The political talk shows this Sunday stepped up their coverage of the Trump administration’s handling of the novel coronavirus outbreak in the United States compared to the previous two weekends. But the hosts failed to inform their viewers about key context on the history of failure that precedes the administration's response. None of the hosts mentioned that, in 2018, President Donald Trump fired pandemic response teams at the National Security Council and Department of Homeland Security. They also failed to bring up Vice President Mike Pence’s disastrous handling of an HIV epidemic when he was governor during interviews with him about his role coordinating the administration’s response to the outbreak.
Following the 2014 Ebola outbreak in West Africa, the Obama administration “set up a permanent epidemic monitoring and command group” at the Department of Homeland Security (DHS) and another at the National Security Council (NSC) to coordinate policies among key federal agencies and respond to potential global pandemics. But as Foreign Policy explained on January 31, Trump got rid of both:
In May 2018, Trump ordered the NSC’s entire global health security unit shut down, calling for reassignment of Rear Adm. Timothy Ziemer and dissolution of his team inside the agency. The month before, then-White House National Security Advisor John Bolton pressured Ziemer’s DHS counterpart, Tom Bossert, to resign along with his team. Neither the NSC nor DHS epidemic teams have been replaced. The global health section of the CDC was so drastically cut in 2018 that much of its staff was laid off and the number of countries it was working in was reduced from 49 to merely 10.
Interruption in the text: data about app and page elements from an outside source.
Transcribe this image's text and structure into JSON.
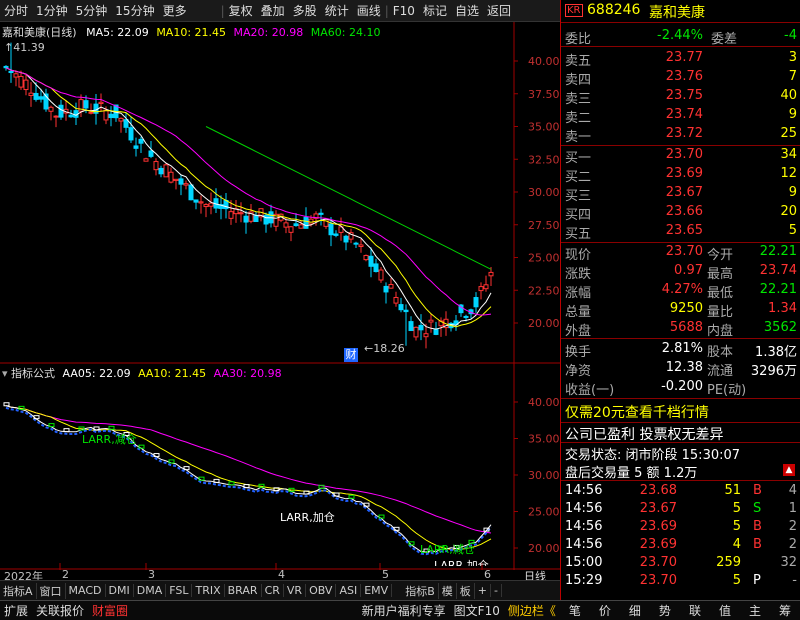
{
  "toolbar": {
    "items": [
      "分时",
      "1分钟",
      "5分钟",
      "15分钟",
      "更多",
      "复权",
      "叠加",
      "多股",
      "统计",
      "画线",
      "F10",
      "标记",
      "自选",
      "返回"
    ]
  },
  "main_chart": {
    "title": "嘉和美康(日线)",
    "ma5": "MA5: 22.09",
    "ma10": "MA10: 21.45",
    "ma20": "MA20: 20.98",
    "ma60": "MA60: 24.10",
    "high_label": "41.39",
    "low_label": "18.26",
    "event_badge": "财",
    "y_ticks": [
      "40.00",
      "37.50",
      "35.00",
      "32.50",
      "30.00",
      "27.50",
      "25.00",
      "22.50",
      "20.00"
    ]
  },
  "indicator": {
    "title": "指标公式",
    "aa05": "AA05: 22.09",
    "aa10": "AA10: 21.45",
    "aa30": "AA30: 20.98",
    "annotations": [
      "LARR,减仓",
      "LARR,加仓",
      "LARR,减仓",
      "LARR,加仓"
    ],
    "y_ticks": [
      "40.00",
      "35.00",
      "30.00",
      "25.00",
      "20.00"
    ]
  },
  "x_axis": {
    "labels": [
      "2022年",
      "2",
      "3",
      "4",
      "5",
      "6"
    ],
    "period": "日线"
  },
  "bottom_tabs": [
    "指标A",
    "窗口",
    "MACD",
    "DMI",
    "DMA",
    "FSL",
    "TRIX",
    "BRAR",
    "CR",
    "VR",
    "OBV",
    "ASI",
    "EMV",
    "指标B",
    "模",
    "板",
    "+",
    "-"
  ],
  "status_bar": {
    "left": [
      "扩展",
      "关联报价",
      "财富圈"
    ],
    "center": [
      "新用户福利专享",
      "图文F10",
      "侧边栏《"
    ],
    "right": [
      "笔",
      "价",
      "细",
      "势",
      "联",
      "值",
      "主",
      "筹"
    ]
  },
  "quote": {
    "code": "688246",
    "name": "嘉和美康",
    "kr_badge": "KR",
    "weibi_label": "委比",
    "weibi_value": "-2.44%",
    "weicha_label": "委差",
    "weicha_value": "-4",
    "asks": [
      {
        "label": "卖五",
        "price": "23.77",
        "vol": "3"
      },
      {
        "label": "卖四",
        "price": "23.76",
        "vol": "7"
      },
      {
        "label": "卖三",
        "price": "23.75",
        "vol": "40"
      },
      {
        "label": "卖二",
        "price": "23.74",
        "vol": "9"
      },
      {
        "label": "卖一",
        "price": "23.72",
        "vol": "25"
      }
    ],
    "bids": [
      {
        "label": "买一",
        "price": "23.70",
        "vol": "34"
      },
      {
        "label": "买二",
        "price": "23.69",
        "vol": "12"
      },
      {
        "label": "买三",
        "price": "23.67",
        "vol": "9"
      },
      {
        "label": "买四",
        "price": "23.66",
        "vol": "20"
      },
      {
        "label": "买五",
        "price": "23.65",
        "vol": "5"
      }
    ],
    "stats": [
      {
        "l1": "现价",
        "v1": "23.70",
        "l2": "今开",
        "v2": "22.21",
        "c1": "red",
        "c2": "green"
      },
      {
        "l1": "涨跌",
        "v1": "0.97",
        "l2": "最高",
        "v2": "23.74",
        "c1": "red",
        "c2": "red"
      },
      {
        "l1": "涨幅",
        "v1": "4.27%",
        "l2": "最低",
        "v2": "22.21",
        "c1": "red",
        "c2": "green"
      },
      {
        "l1": "总量",
        "v1": "9250",
        "l2": "量比",
        "v2": "1.34",
        "c1": "yellow",
        "c2": "red"
      },
      {
        "l1": "外盘",
        "v1": "5688",
        "l2": "内盘",
        "v2": "3562",
        "c1": "red",
        "c2": "green"
      }
    ],
    "stats2": [
      {
        "l1": "换手",
        "v1": "2.81%",
        "l2": "股本",
        "v2": "1.38亿"
      },
      {
        "l1": "净资",
        "v1": "12.38",
        "l2": "流通",
        "v2": "3296万"
      },
      {
        "l1": "收益(一)",
        "v1": "-0.200",
        "l2": "PE(动)",
        "v2": ""
      }
    ],
    "promo": "仅需20元查看千档行情",
    "company_note": "公司已盈利 投票权无差异",
    "trade_status": "交易状态: 闭市阶段 15:30:07",
    "after_hours": "盘后交易量 5 额 1.2万",
    "ticks": [
      {
        "time": "14:56",
        "price": "23.68",
        "vol": "51",
        "dir": "B",
        "n": "4"
      },
      {
        "time": "14:56",
        "price": "23.67",
        "vol": "5",
        "dir": "S",
        "n": "1"
      },
      {
        "time": "14:56",
        "price": "23.69",
        "vol": "5",
        "dir": "B",
        "n": "2"
      },
      {
        "time": "14:56",
        "price": "23.69",
        "vol": "4",
        "dir": "B",
        "n": "2"
      },
      {
        "time": "15:00",
        "price": "23.70",
        "vol": "259",
        "dir": "",
        "n": "32"
      },
      {
        "time": "15:29",
        "price": "23.70",
        "vol": "5",
        "dir": "P",
        "n": "-"
      }
    ]
  }
}
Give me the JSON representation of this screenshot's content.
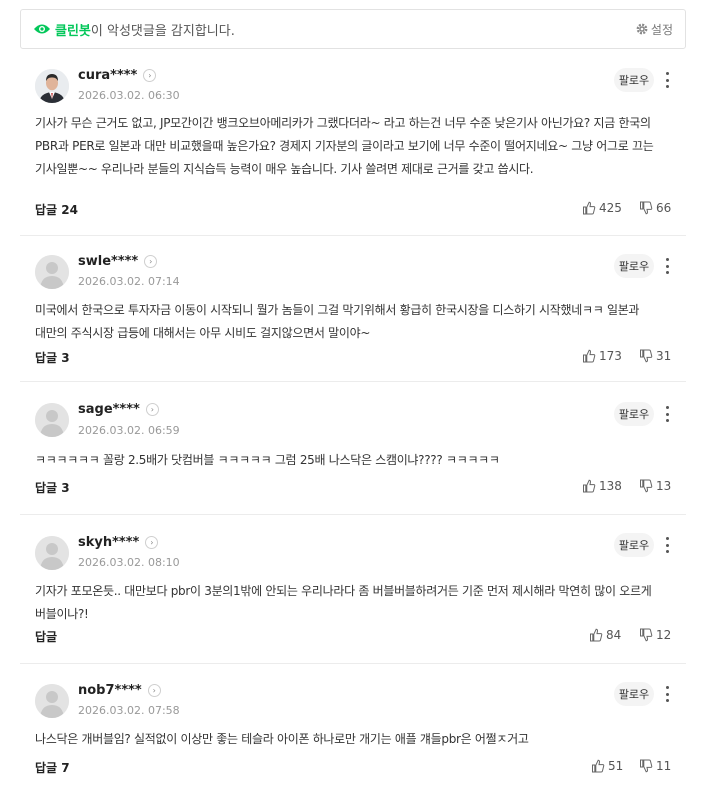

CNN’s State of the Union, Fox Broadcasting Co.’s Fox News Sunday, NBC’s Meet the Press, ABC’s This Week, and CBS’ Face the Nation aired 12 segments altogether on March 1 covering the Trump administration’s response to the coronavirus outbreak -- up from zero on February 23, and just one from Face the Nation on February 16. But none of the hosts mentioned Trump’s firing of these pandemic response teams. The only time the response teams came up was when former Vice President Joe Biden, who is running for the 2020 Democratic presidential nomination, was asked on State of the Union and This Week how he would handle the outbreak differently from Trump.
Other context missing from the Sunday shows’ coronavirus coverage is Pence’s history of dealing with viral outbreaks as governor of Indiana. When Trump first named Pence to oversee the federal government’s response to the coronavirus spread in the U.S., some news outlets neglected to mention Pence’s failure to effectively handle an HIV outbreak in Indiana when he was governor; his policies actually made the outbreak worse for a time. CNN’s Jake Tapper and NBC’s Chuck Todd also ignored this part of Pence’s record when they interviewed him on their respective shows on Sunday. Even after Pence referred to his tenure as a governor, Todd failed to bring up this relevant context.
And it’s not just the major Sunday political talk show hosts that have failed to cover Trump’s decision to fire the NSC and DHS pandemic response leadership in 2018. From mid- to late February, the morning talk shows and evening news shows of ABC, CBS, and NBC also ignored the 2018 firings and their impact on the U.S. response to this disease. Over the same time period, five major American newspapers -- The New York Times, The Washington Post, The Wall Street Journal, USA Today, and Los Angeles Times -- also largely ignored Trump’s firings in their coverage of the administration’s response to the coronavirus outbreak.
Media Matters searched transcripts in the SnapStream video database for all original programming on ABC’s This Week, CBS’ Face the Nation, NBC’s Meet the Press, CNN’s State of the Union, and Fox Broadcasting Co.’s Fox News Sunday for segments that included both of the terms “coronavirus” and “Trump” between February 16 and March 1, which included the Sunday shows during and just after the span covered by previous studies on this topic.
We looked for segments where coronavirus was the stated topic of discussion or where two or more speakers discussed coronavirus with one another. We did not include teasers of upcoming segments or passing mentions of coronavirus during segments about other topics.